William Wordsworth wrote a great deal in poetry and in prose about the effect of the natural world on his heart and mind. Many of Wordsworth's writings make large, complex claims for the moral and spiritual influence of nature, but some of his most popular poems are short lyrics which describe his response to nature in the simplest of language. "My Heart Leaps Up When I Behold" is one of these. The poem consists of nine rhymed lines whose meter ranges from dimeter to pentameter.

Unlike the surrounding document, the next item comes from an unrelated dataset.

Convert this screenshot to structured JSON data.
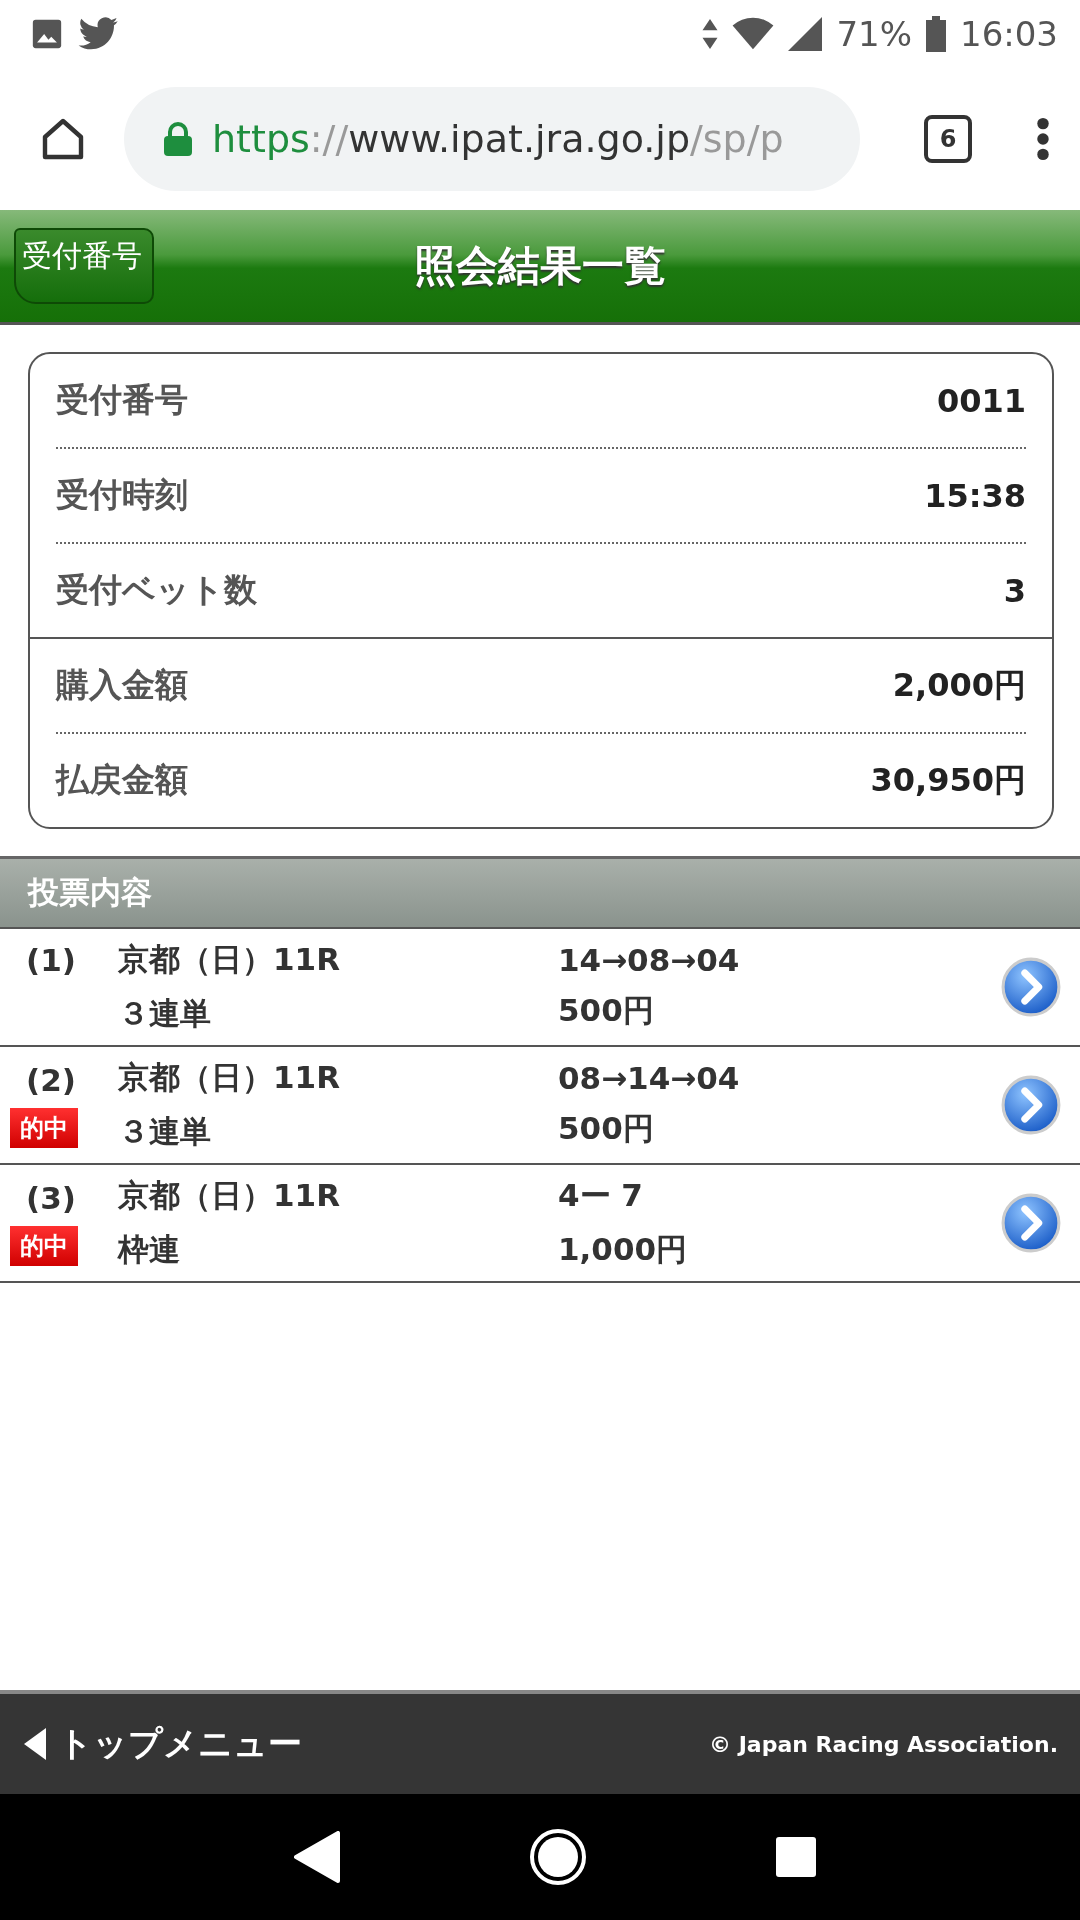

Wordsworth's main message in this poem is that a simple response of "natural piety" upon seeing a rainbow is something that has remained with him throughout his life, and the same source of joy is likely available to the reader. One may not see rainbows very often, but there is always some aspect of nature to be enjoyed. Even in a city, one can see the sky. More crucially, the most important aspects of life do not change with age, and the love of nature always provides a connection to one's childhood. The famous—and famously paradoxical—line "The Child is the father of the Man" reinforces this idea that one's childhood joys and fascinations remain influential to one's adult self.